The second section explores production in Strasbourg in the 1510s, a short-lived hotbed of colour printmaking. It presents Hans Baldung’s Preparation for the Witches’ Sabbath (1510) and a newly identified copy by Lucantonio degli Uberti (1516), who was then active in Venice. Also in Venice in 1516, Ugo da Carpi claimed to have invented chiaroscuro woodcut (with tonal contrast). Rather than a turning point for European art, was Ugo’s great breakthrough really a close second—and could the first Italian colour print have been Lucantonio’s copy of an older German woodcut?
The third section covers colour printing during the Reformation, for both Catholic and Protestant purposes, from c.1520 through the mid-1500s. Holy Roman Emperor Charles V (1519) was recently identified as the sixth woodcut printed with gold in early modern Europe. The seven inks of Arms of Matthäus Lang von Wellenburg (1520) make it the most complex woodcut printed for centuries.
The fourth section shows how people lived with and used colour prints in the late 1500s. Other impressions of Erasmus Loy’s imitation Intarsia Panels and Ornamental Design (for a frieze) were pasted onto wooden furniture, walls and doors. A century later, the addition of new tone blocksto Albrecht Dürer’s Ulrich Varnbüler(designed 1522, printed in colour c.1620) suggests a new market.
The fifth section shows presents one of the largest examples of other roles of colour in Renaissance printshops. Albrecht Dürer’s woodcut Great Column, which is over 160cm/5ft tall, may have imitated the paint as well as the design of the drawing it is based upon (also on display).
The exhibition coincides with the publication of Printing Colour 1400–1700: History, Techniques, Functions and Receptions, edited by Ad Stijnman and Elizabeth Savage (Brill, 2015). Bringing together research from 24 contributors, it is the first handbook of early modern colour-printing techniques. The first printing sold out before the UK launch; the second printing is now available.
Admission: Free and open to all.

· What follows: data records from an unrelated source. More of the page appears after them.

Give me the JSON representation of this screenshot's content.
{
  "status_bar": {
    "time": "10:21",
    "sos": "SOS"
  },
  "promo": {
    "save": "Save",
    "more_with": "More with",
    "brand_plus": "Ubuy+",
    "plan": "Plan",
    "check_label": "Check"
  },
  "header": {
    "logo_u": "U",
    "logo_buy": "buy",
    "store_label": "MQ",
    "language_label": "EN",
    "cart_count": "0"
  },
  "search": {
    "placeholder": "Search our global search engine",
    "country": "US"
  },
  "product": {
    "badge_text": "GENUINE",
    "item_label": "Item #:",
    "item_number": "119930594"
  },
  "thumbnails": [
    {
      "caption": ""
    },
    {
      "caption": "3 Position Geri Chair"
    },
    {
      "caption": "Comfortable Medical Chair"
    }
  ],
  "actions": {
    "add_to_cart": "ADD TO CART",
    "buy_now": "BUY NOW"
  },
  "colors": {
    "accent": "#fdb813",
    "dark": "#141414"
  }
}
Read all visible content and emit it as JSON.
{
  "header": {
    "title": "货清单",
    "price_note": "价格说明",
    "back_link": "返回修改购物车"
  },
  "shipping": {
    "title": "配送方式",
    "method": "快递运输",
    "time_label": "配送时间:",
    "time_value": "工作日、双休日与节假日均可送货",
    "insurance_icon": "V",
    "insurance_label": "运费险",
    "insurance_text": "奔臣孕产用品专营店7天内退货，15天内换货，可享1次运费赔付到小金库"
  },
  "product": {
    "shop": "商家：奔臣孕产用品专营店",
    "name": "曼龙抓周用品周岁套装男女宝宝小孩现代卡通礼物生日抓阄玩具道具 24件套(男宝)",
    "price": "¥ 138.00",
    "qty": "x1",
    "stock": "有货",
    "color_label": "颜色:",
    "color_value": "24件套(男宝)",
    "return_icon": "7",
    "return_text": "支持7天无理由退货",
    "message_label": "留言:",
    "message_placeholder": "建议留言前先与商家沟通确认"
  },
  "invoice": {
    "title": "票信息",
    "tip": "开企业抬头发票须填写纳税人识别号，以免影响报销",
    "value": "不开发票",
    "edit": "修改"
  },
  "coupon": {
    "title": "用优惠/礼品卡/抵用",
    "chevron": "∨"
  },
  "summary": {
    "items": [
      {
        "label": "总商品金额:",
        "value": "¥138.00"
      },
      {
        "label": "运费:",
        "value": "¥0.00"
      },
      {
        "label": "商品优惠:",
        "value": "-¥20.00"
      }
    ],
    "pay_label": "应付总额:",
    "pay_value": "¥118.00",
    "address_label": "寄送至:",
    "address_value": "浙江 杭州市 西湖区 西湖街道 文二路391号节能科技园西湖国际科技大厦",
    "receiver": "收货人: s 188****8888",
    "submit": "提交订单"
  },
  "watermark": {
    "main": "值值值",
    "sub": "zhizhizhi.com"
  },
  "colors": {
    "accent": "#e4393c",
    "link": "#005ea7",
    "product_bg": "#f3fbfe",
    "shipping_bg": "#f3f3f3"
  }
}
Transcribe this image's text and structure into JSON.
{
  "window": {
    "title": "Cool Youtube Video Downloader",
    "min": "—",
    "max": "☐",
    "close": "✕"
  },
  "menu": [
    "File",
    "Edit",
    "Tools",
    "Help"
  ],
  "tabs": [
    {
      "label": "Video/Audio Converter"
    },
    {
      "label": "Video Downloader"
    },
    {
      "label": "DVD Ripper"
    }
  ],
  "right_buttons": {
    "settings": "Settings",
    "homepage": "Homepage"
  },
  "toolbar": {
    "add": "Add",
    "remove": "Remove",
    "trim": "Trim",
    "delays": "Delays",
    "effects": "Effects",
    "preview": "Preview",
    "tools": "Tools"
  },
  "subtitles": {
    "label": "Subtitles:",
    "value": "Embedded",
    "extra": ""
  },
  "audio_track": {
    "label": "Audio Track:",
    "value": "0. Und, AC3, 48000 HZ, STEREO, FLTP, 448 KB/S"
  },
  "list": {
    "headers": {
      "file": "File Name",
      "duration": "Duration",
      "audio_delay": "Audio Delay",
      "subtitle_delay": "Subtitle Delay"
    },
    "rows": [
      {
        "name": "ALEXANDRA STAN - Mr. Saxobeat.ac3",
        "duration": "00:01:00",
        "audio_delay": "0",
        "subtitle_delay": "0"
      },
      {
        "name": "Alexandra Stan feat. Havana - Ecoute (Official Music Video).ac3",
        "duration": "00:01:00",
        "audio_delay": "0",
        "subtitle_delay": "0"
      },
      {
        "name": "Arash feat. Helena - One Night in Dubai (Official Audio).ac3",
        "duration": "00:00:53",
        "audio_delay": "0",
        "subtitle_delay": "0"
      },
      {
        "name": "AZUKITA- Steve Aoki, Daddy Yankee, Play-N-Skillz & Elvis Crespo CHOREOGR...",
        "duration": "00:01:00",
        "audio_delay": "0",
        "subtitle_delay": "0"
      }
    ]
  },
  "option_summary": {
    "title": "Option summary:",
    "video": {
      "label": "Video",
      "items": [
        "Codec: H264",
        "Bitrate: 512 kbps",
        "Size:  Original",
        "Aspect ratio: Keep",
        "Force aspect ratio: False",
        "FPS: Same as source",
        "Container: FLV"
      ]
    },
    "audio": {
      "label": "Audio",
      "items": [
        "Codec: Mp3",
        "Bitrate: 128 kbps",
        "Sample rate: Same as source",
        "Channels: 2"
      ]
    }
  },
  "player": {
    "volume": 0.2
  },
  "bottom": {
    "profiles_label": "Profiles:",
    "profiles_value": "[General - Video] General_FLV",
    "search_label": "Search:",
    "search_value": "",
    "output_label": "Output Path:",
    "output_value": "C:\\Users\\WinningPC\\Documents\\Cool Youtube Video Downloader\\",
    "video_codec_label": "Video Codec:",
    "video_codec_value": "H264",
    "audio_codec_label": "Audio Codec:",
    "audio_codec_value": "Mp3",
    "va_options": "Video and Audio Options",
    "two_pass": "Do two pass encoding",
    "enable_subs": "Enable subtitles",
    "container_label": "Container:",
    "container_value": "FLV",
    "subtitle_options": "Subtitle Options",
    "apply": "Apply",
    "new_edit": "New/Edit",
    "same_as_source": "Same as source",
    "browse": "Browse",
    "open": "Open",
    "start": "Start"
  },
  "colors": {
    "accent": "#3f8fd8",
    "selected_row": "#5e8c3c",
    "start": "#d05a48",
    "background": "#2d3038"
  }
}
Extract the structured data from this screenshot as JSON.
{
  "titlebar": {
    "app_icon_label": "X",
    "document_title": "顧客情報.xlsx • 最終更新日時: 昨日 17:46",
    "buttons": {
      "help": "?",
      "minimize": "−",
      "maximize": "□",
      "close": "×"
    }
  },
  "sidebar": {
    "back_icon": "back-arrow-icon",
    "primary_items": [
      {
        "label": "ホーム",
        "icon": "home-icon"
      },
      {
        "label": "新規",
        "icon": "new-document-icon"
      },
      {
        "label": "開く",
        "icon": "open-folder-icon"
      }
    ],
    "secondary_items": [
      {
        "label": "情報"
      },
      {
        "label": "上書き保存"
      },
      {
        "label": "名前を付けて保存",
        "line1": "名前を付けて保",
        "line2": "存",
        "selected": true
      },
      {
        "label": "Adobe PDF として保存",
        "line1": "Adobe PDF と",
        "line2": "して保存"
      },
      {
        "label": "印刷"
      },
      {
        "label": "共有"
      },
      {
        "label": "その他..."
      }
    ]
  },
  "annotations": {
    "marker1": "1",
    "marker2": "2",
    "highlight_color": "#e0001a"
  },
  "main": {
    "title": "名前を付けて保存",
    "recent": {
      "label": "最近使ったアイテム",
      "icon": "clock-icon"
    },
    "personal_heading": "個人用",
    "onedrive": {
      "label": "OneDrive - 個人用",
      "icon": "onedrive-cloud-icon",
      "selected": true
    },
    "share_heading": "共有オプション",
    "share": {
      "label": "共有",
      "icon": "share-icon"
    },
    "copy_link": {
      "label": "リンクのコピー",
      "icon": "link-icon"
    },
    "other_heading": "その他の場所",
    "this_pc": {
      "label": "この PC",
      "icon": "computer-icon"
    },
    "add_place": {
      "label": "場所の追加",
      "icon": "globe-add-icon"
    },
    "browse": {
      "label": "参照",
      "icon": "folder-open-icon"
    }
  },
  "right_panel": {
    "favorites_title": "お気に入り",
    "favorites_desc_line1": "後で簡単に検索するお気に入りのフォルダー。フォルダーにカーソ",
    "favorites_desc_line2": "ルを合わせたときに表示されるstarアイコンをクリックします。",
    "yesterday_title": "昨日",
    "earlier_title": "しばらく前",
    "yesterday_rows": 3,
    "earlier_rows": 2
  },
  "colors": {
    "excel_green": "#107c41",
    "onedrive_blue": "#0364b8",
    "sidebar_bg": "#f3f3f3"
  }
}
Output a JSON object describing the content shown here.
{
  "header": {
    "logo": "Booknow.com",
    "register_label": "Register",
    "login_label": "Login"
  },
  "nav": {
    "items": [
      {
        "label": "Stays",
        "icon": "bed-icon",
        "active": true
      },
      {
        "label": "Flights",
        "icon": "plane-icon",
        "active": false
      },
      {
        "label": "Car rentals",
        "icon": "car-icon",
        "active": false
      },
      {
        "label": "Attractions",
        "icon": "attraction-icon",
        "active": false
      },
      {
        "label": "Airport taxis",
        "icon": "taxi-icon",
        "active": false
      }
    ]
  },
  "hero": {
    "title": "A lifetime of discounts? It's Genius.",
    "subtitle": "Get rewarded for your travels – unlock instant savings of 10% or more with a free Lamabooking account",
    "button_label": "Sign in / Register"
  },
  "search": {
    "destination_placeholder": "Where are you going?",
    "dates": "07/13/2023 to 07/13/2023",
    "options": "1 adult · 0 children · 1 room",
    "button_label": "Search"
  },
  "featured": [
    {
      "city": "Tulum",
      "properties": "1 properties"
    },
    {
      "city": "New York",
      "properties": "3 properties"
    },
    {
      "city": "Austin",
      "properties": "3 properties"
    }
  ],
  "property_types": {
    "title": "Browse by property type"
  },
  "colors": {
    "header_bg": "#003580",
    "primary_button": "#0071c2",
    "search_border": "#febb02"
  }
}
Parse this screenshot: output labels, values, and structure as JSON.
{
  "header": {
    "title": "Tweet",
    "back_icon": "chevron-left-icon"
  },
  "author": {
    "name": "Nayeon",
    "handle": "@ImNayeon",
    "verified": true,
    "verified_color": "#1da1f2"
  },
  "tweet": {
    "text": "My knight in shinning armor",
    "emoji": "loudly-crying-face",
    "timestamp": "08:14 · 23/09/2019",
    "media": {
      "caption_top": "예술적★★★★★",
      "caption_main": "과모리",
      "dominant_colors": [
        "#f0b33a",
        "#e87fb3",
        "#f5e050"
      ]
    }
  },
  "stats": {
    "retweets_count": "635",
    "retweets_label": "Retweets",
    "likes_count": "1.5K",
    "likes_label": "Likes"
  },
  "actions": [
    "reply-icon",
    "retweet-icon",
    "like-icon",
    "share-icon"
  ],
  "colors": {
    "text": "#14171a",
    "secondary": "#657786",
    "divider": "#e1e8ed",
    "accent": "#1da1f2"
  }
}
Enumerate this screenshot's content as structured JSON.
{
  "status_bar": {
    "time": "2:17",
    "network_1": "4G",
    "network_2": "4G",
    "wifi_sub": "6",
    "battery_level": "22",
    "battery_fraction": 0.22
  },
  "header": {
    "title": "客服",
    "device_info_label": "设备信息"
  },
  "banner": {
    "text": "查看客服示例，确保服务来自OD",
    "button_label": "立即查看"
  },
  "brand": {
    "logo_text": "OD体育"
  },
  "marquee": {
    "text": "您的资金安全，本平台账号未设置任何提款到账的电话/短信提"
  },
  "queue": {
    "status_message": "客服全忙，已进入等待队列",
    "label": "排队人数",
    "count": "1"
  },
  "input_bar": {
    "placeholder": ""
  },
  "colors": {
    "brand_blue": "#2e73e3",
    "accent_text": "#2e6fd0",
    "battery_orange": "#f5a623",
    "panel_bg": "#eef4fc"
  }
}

Opening hours: 26 November – 27 January 2015
10.00–17.30 Saturday to Thursday and 10.00–20.30 Fridays.
Location: Room 90, British Museum, Great Russell Street, London, WC1B 3DG.
For further information, images, or for interviews with Dr Savage please contact the Press Office on firstname.lastname@example.org or 020 7969 5227
The British Academy for the humanities and social sciences. Established by Royal Charter in 1902. Its purpose is to inspire, recognise and support excellence and high achievement in the humanities and social sciences, throughout the UK and internationally, and to champion their role and value. For more information, please visit www.britishacademy.ac.uk. Follow the British Academy on Twitter @britac_news
Dr Elizabeth Savage is a 2015–2018 British Academy Postdoctoral Fellow. She received funding for research into Victorian collections of medieval and Renaissance printing techniques. British Academy Postdoctoral Fellows are outstanding early career researchers selected through an extremely competitive annual competition with a success rate normally around 5%. The Postdoctoral Fellowship is a significant career development opportunity offering three years fully funded to concentrate on research and building academic experience.